=== Begin Enclosure ===

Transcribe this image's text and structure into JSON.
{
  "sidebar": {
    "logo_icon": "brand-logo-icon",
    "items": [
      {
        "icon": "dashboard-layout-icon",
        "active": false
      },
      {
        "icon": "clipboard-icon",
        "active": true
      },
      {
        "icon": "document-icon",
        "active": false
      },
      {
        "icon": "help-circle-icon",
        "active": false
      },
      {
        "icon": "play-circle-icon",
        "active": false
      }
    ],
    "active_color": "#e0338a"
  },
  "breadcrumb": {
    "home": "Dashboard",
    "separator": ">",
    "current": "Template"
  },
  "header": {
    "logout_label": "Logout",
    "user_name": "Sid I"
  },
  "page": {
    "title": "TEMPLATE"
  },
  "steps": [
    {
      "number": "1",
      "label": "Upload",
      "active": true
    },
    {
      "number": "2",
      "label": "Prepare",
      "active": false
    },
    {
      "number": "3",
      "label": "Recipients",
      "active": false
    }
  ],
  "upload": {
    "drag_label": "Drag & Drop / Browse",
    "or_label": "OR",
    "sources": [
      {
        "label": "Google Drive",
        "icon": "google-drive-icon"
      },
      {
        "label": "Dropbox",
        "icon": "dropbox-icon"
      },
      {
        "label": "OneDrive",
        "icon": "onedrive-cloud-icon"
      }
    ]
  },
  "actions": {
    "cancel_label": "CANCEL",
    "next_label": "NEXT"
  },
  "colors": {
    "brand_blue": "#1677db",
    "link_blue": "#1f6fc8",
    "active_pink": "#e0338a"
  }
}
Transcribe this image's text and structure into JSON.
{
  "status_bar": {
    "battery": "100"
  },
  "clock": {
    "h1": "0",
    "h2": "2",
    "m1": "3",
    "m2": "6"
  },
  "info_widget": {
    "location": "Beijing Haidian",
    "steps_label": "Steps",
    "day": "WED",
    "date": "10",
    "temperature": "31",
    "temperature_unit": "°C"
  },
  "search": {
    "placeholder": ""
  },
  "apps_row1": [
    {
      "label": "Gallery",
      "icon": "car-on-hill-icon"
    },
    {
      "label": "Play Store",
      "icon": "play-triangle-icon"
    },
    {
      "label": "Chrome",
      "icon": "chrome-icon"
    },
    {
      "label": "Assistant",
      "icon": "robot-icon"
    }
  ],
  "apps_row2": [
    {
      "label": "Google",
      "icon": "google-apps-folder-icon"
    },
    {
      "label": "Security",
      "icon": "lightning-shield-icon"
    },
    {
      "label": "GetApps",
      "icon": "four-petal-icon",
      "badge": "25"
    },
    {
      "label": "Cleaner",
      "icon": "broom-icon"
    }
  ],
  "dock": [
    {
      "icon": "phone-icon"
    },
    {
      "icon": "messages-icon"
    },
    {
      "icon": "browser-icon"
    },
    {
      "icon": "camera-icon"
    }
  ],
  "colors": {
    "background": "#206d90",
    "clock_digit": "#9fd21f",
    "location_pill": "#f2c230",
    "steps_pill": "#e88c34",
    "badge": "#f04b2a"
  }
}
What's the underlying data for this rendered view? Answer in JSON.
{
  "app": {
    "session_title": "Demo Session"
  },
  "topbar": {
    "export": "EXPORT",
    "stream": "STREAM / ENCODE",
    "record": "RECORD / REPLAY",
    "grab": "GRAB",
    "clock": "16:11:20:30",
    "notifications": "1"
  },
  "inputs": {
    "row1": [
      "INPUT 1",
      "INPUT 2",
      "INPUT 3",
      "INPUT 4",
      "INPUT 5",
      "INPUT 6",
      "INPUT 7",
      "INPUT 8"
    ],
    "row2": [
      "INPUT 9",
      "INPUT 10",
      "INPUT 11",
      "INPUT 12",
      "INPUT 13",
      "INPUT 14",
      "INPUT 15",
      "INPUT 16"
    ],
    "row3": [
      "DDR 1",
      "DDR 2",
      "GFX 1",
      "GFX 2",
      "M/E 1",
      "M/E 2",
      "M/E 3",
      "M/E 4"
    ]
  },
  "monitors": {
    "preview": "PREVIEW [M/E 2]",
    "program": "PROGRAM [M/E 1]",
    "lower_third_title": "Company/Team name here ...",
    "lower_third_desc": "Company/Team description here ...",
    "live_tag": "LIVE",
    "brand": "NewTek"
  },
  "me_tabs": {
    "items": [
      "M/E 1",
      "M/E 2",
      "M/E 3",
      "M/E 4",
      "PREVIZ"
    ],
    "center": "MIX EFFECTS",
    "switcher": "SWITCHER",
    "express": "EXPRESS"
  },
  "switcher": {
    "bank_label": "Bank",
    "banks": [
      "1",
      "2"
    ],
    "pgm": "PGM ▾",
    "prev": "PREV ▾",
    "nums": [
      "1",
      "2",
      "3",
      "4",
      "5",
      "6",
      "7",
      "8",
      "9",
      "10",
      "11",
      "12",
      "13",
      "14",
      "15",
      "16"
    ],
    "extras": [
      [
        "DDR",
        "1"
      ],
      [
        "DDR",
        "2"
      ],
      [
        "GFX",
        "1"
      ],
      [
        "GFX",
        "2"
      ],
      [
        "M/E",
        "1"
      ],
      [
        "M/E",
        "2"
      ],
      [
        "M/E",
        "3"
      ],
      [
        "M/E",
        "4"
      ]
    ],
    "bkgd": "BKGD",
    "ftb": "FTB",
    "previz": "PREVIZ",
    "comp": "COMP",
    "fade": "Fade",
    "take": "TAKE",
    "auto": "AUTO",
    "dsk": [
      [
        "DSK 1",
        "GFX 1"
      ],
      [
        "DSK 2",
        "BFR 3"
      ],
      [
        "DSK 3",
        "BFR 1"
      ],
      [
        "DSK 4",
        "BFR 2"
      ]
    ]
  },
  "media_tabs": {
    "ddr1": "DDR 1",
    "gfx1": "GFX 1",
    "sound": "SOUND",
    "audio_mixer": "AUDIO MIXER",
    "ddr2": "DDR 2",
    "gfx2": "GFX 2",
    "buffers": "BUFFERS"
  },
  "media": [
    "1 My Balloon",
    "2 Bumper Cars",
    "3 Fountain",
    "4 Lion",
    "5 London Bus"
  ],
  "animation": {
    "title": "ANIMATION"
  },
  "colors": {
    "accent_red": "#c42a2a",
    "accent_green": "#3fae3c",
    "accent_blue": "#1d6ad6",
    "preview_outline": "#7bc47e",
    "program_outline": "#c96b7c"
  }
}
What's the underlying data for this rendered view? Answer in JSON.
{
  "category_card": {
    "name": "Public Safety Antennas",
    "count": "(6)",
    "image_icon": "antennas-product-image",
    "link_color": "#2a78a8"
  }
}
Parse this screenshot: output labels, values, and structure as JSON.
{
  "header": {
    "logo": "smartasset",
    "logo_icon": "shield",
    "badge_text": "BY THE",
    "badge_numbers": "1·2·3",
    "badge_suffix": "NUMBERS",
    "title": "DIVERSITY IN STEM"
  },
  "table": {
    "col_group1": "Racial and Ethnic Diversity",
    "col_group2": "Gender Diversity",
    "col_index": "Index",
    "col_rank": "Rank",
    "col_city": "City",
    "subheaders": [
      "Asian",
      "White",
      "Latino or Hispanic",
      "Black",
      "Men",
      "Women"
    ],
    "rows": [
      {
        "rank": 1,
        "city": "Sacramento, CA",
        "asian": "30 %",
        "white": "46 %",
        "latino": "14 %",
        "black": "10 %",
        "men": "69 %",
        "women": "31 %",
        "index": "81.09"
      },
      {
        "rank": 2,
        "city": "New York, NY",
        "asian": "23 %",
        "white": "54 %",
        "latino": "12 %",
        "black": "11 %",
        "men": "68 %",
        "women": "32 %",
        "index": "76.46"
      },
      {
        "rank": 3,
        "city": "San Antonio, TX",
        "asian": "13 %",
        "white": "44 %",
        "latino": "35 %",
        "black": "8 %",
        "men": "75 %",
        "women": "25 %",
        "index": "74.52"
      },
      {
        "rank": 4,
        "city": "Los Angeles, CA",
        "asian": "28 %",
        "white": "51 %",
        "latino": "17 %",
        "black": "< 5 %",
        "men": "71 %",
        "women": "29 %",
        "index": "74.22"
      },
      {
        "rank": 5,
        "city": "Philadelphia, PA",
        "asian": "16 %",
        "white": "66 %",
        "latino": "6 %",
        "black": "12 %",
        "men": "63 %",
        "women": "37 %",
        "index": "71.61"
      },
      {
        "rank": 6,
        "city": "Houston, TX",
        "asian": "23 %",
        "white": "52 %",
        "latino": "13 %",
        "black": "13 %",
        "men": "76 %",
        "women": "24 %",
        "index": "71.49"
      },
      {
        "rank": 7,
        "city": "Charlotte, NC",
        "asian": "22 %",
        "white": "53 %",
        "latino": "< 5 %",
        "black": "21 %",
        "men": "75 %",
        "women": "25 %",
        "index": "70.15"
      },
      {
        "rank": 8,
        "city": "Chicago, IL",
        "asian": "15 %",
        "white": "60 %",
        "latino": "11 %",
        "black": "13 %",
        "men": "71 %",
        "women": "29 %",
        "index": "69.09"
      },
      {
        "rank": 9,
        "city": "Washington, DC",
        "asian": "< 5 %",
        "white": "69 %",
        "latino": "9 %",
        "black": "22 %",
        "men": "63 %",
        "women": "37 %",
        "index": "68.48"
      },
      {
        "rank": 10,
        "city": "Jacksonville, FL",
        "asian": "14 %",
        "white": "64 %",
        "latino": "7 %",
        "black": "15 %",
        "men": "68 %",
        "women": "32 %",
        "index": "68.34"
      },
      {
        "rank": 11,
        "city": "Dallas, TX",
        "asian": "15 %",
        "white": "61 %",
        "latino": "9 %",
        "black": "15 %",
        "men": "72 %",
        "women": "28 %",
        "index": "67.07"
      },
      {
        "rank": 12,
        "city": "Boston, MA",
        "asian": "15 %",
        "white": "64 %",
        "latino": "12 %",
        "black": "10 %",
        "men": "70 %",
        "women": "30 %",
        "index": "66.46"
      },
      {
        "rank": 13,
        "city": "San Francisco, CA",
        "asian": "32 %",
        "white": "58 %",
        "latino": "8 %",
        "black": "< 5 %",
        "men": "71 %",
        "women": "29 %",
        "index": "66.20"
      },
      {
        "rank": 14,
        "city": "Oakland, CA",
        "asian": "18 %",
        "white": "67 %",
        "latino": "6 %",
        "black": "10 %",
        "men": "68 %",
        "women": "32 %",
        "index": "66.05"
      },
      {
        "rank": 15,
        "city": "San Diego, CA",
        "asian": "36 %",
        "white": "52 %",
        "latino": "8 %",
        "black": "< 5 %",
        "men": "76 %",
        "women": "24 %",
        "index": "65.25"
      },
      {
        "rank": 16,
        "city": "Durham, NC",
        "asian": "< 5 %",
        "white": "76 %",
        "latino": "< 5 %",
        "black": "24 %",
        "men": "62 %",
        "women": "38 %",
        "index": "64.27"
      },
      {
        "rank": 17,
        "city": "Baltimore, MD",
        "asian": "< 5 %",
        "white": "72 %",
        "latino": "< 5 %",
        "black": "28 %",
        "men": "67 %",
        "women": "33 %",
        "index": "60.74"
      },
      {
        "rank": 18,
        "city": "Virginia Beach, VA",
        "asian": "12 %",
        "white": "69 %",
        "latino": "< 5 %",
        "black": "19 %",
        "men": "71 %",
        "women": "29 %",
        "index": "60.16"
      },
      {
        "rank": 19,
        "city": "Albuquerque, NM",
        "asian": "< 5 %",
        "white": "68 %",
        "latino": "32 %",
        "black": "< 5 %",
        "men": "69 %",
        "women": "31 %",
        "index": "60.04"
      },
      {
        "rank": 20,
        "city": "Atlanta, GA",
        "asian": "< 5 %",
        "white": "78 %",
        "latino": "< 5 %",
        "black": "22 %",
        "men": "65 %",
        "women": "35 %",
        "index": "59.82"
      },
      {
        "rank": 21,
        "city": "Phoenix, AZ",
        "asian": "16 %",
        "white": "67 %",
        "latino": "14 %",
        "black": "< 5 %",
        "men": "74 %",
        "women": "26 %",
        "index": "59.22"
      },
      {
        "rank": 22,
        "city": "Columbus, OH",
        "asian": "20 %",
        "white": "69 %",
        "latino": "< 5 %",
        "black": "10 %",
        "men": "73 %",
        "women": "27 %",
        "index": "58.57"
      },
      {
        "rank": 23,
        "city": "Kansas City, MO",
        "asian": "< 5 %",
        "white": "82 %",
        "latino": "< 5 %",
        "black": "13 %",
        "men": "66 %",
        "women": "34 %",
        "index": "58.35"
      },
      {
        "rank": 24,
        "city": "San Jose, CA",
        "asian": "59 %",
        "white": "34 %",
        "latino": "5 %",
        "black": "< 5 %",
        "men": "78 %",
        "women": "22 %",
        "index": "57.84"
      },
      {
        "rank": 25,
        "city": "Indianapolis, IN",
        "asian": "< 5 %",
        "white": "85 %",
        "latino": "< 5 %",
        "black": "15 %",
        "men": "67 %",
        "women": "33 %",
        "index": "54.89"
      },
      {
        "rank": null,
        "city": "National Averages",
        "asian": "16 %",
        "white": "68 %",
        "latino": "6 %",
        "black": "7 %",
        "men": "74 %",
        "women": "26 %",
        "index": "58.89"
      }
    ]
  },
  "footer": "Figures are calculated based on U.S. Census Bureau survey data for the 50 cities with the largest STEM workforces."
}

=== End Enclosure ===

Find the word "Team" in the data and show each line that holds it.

    "lower_third_title": "Company/Team name here ...",
    "lower_third_desc": "Company/Team description here ...",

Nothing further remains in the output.